There were 3,818 home closings reported for the month of April, according to figures provided by Greater Nashville REALTORS®. This figure is down 7 percent from the 4,119 closings reported for the same period last year.
“The number of new listings versus the number of sales in a 30-day period is a way to measure the short-term supply,” said Steve Jolly, Greater Nashville Realtors president. “Over the last five years, Greater Nashville averaged selling 69 homes for every 100 homes that were listed for sale. In February 2022, there were 94 sales for every 100 homes to hit the market. Since 2018, the number of homes sold increased 21 percent. The number of opportunities to buy a home is growing, however, it cannot keep up with the current demand.”

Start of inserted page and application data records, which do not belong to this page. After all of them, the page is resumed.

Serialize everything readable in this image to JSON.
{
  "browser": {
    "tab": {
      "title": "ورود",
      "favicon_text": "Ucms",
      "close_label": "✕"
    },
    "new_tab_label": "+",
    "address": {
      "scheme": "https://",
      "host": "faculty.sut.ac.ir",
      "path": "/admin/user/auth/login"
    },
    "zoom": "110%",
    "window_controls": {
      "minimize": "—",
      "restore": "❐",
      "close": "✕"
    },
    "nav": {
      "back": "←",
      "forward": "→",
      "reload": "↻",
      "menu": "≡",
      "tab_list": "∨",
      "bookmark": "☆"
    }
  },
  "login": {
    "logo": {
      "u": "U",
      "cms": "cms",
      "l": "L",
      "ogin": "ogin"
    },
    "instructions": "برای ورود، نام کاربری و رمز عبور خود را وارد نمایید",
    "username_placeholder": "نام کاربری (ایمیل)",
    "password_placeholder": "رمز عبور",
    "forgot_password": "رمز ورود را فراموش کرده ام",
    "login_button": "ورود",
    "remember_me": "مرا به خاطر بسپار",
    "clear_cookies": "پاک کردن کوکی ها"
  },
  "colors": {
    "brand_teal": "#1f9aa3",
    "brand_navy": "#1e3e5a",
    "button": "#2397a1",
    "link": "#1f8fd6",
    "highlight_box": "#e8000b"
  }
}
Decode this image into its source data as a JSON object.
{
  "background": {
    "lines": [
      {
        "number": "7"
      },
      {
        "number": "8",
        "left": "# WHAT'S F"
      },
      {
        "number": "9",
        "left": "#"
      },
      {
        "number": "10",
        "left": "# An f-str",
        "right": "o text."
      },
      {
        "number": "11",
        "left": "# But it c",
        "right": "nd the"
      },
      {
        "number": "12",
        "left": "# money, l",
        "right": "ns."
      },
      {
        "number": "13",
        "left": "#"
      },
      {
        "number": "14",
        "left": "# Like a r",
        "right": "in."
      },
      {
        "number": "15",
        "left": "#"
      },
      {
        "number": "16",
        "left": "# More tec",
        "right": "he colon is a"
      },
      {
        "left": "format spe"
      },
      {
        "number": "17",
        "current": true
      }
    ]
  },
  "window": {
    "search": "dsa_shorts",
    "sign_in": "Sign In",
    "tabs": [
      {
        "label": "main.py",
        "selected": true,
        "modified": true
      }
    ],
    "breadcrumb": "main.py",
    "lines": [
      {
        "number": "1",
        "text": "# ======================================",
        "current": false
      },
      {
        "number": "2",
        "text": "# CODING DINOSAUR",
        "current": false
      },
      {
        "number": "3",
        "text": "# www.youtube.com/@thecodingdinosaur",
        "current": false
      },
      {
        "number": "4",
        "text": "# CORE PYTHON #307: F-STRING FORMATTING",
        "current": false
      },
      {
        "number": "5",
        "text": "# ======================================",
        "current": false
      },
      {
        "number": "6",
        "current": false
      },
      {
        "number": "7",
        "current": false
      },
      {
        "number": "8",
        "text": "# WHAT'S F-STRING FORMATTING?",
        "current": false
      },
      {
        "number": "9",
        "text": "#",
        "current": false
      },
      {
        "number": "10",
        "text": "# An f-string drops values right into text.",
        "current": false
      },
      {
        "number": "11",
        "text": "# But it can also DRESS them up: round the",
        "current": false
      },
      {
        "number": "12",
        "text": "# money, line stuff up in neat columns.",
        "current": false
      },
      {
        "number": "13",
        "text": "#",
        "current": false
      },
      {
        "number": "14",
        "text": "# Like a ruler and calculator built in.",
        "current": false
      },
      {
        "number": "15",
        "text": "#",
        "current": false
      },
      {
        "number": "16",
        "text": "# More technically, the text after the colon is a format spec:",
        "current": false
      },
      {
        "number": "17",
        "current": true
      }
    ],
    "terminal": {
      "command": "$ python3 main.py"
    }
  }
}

A comparison of sales by category for April is:
There were 3,282 sales pending at the end of April, compared to 3,837 pending sales at this time last year. The average number of days on the market for a single-family home was 26 days.
The median price for a residential single-family home was $480,000, and for a condominium, it was $337,628. This compares with last year’s median residential and condominium prices of $385,000 and $264,525 respectively.
Inventory at the end of April was 4,314, down from 4,534 in April 2021.
The current inventory of properties by category, compared to last year, is:
“The demand for homes in Middle Tennesse is greater than it was at this time last year,” Jolly added. It’s never been more important for buyers and sellers to have a trusted Realtor to help them achieve their goals.”
For more information about Greater Nashville market data or to schedule an interview, please contact Blake Stewart at 615-513-9145.
About Greater Nashville REALTORS®: One of Middle Tennessee’s largest professional trade associations and serves as the primary voice for Nashville-area property owners. REALTOR® is a registered trademark that may be used only by real estate professionals who are members of the National Association of REALTORS® and subscribe to its strict code of ethics.
The data collected for this release represents nine Middle Tennessee counties: Cheatham, Davidson, Dickson, Maury, Robertson, Rutherford, Sumner, Williamson and Wilson.